This article examines the current malaise of the academy through an exploration of mid-career faculty. After summarizing selected studies on mid-career faculty, we draw upon alternative literature and developmental frameworks to shed light on the spiritual dimension of the mid-career faculty experience. We offer recommendations on appropriate interventions in light of the alternative analysis and discuss their wider implications for a post-industrial paradigm of academic renewal.
Lee, V.S., DeZure, D., Debowski, S., Ho, A., & Li, K. (2011). Enhancing international collaboration among academic developers in established and emerging contexts: Moving toward a post-colonial perspective. International Journal for Academic Development, 1-5.

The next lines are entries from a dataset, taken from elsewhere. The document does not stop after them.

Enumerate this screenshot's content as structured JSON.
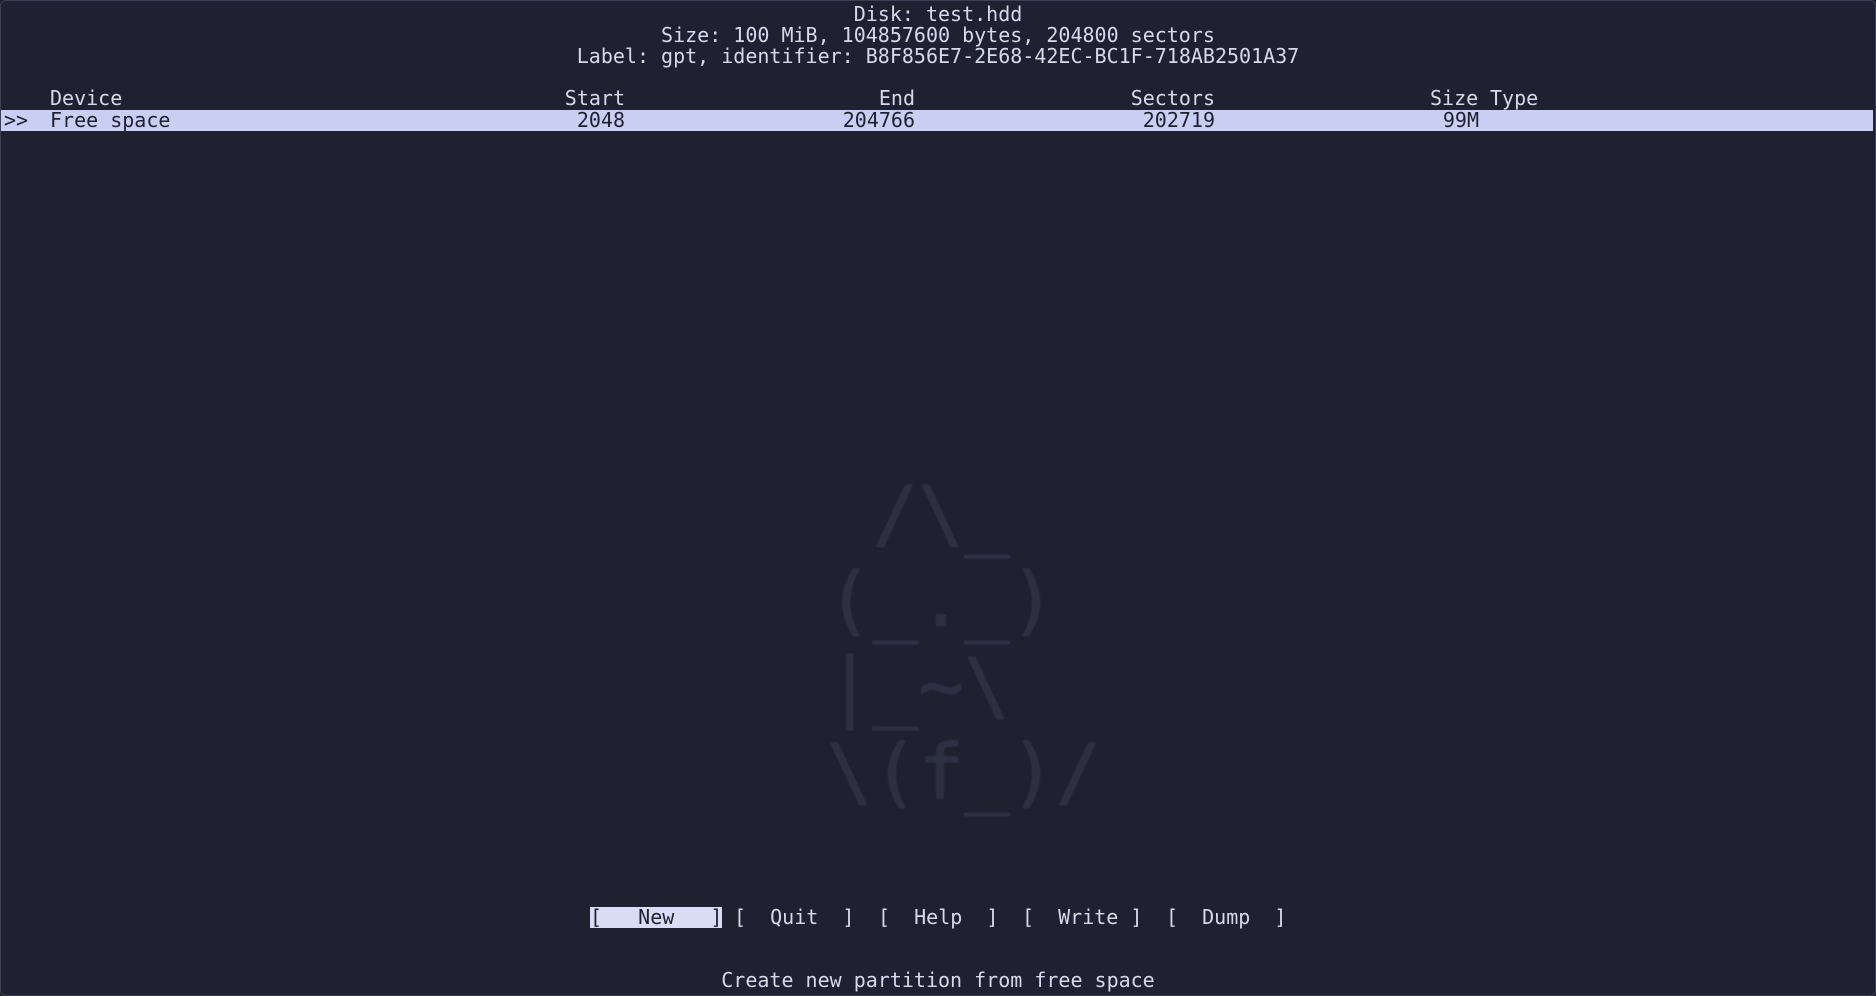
{
  "header": {
    "disk": "Disk: test.hdd",
    "size": "Size: 100 MiB, 104857600 bytes, 204800 sectors",
    "label": "Label: gpt, identifier: B8F856E7-2E68-42EC-BC1F-718AB2501A37"
  },
  "table": {
    "columns": {
      "device": "Device",
      "start": "Start",
      "end": "End",
      "sectors": "Sectors",
      "size": "Size",
      "type": "Type"
    },
    "rows": [
      {
        "marker": ">>",
        "device": "Free space",
        "start": "2048",
        "end": "204766",
        "sectors": "202719",
        "size": "99M",
        "type": ""
      }
    ]
  },
  "menu": {
    "new": "[   New   ]",
    "quit": "[  Quit  ]",
    "help": "[  Help  ]",
    "write": "[  Write ]",
    "dump": "[  Dump  ]"
  },
  "status": "Create new partition from free space",
  "watermark_art": "  /\\_\n (_._)\n |_~\\\n \\(f_)/"
}
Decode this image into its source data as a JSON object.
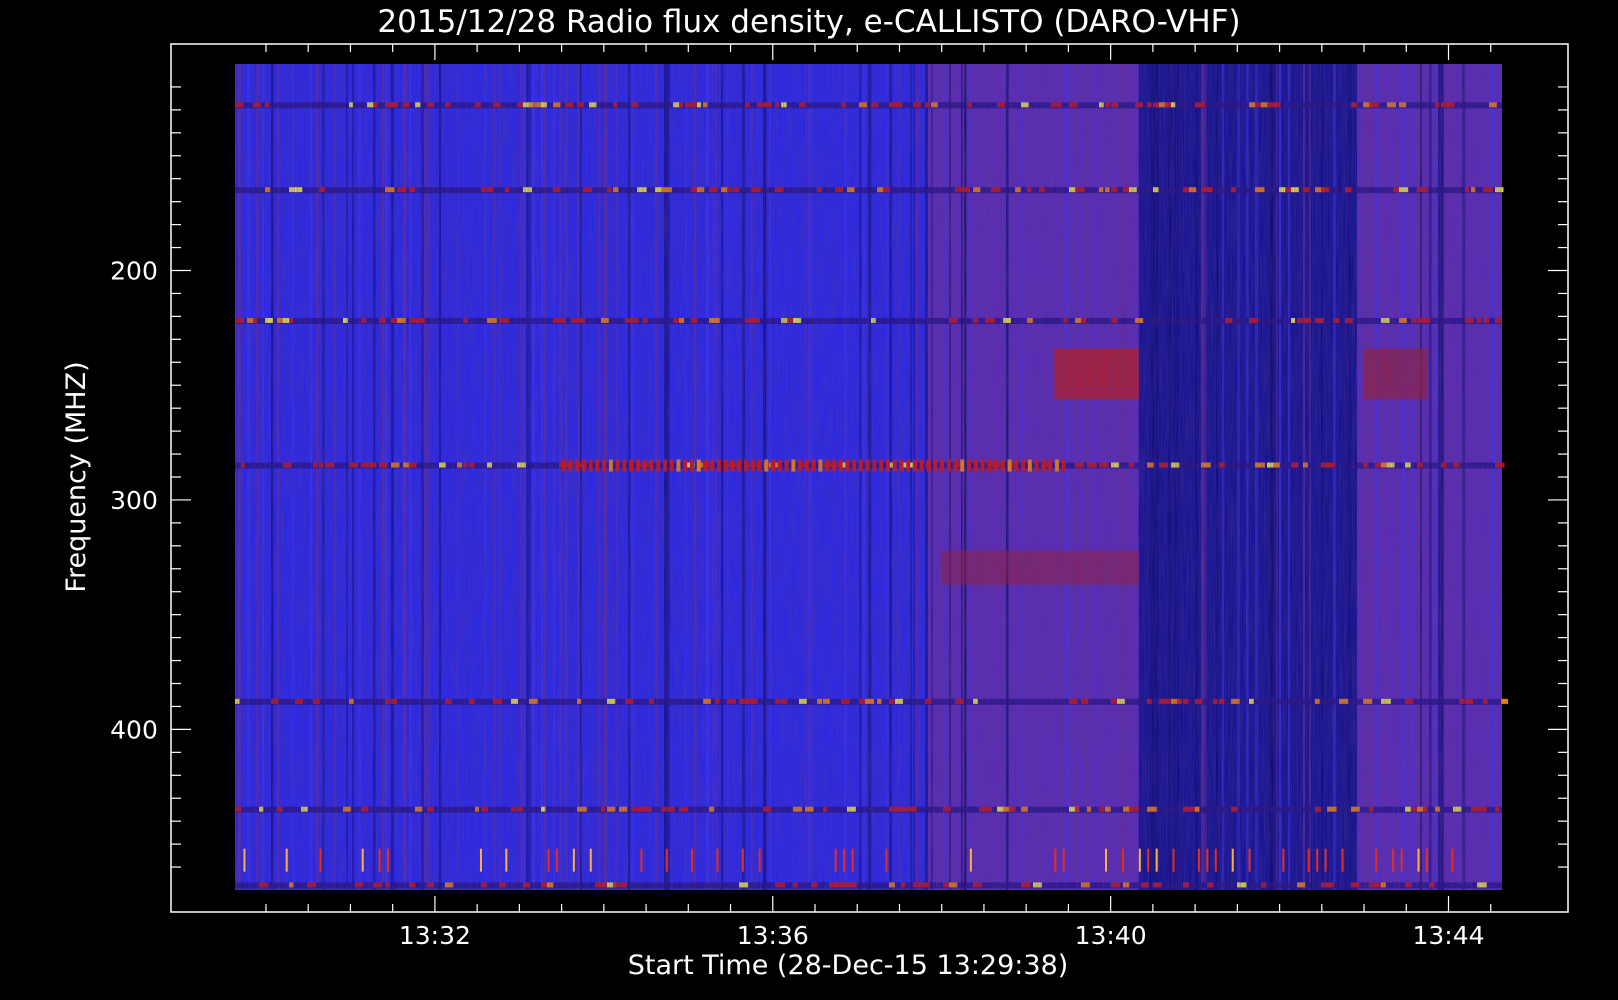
{
  "chart_data": {
    "type": "heatmap",
    "title": "2015/12/28  Radio flux density, e-CALLISTO (DARO-VHF)",
    "xlabel": "Start Time (28-Dec-15 13:29:38)",
    "ylabel": "Frequency (MHZ)",
    "x_ticks": [
      "13:32",
      "13:36",
      "13:40",
      "13:44"
    ],
    "y_ticks": [
      "200",
      "300",
      "400"
    ],
    "x_range_minutes": [
      "13:29:38",
      "13:44:38"
    ],
    "y_range_mhz": [
      110,
      470
    ],
    "colormap": [
      "#000000",
      "#1a1aff",
      "#5a2aa0",
      "#cc1010",
      "#ff8c00",
      "#ffff40"
    ],
    "segments": [
      {
        "start": "13:29:38",
        "end": "13:37:50",
        "level": "blue background"
      },
      {
        "start": "13:37:50",
        "end": "13:40:20",
        "level": "mixed red/purple"
      },
      {
        "start": "13:40:20",
        "end": "13:42:55",
        "level": "dark blue/black"
      },
      {
        "start": "13:42:55",
        "end": "13:44:38",
        "level": "mixed red/purple"
      }
    ],
    "bright_bands_mhz": [
      128,
      165,
      222,
      285,
      388,
      435,
      468
    ],
    "background_color": "#000000",
    "plot_background": "#2020ee"
  }
}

This article, co-authored by members of an international delegation to a 2009 conference in Beijing and the organizer of the conference, offers a comprehensive framework for international collaboration, particularly between established and emerging contexts, drawing on the concepts of elastic practice and post-colonial educational development.
V.S. Lee (2011). Reflections on international engagement as educational developers in the United States. In J.E. Miller & J.E. Grocia (Editors) To Improve the Academy, 29, 302-314. San Francisco, CA: Jossey-Bass.
During an eighteen-month period while also serving as the POD Network President, Virginia Lee had a number of international educational development experiences that caused her to reflect on the dynamics of international collaboration and to write this essay for the POD Network peer-reviewed journal, To Improve the Academy. The essay draws on the concepts of elastic practice and post-colonial educational development advanced by colleagues in Australia.
V.S. Lee, M.R. Hyman, & G. Luginbuhl (2007). The concept of readiness in the academic department: A case study of undergraduate education reform. Innovative Higher Education, 32 (1), 3-18.
The Department of Microbiology at NC State was one of ten departments that participated in project to introduce inquiry-guided learning into a sequence of courses in the academic major. It made particularly good progress, and we asked why. Co-authored with two members of the Department, the article includes a helpful table with a list of factors contributing to readiness for change, a series of diagnostic questions, and recommendations for department chairs.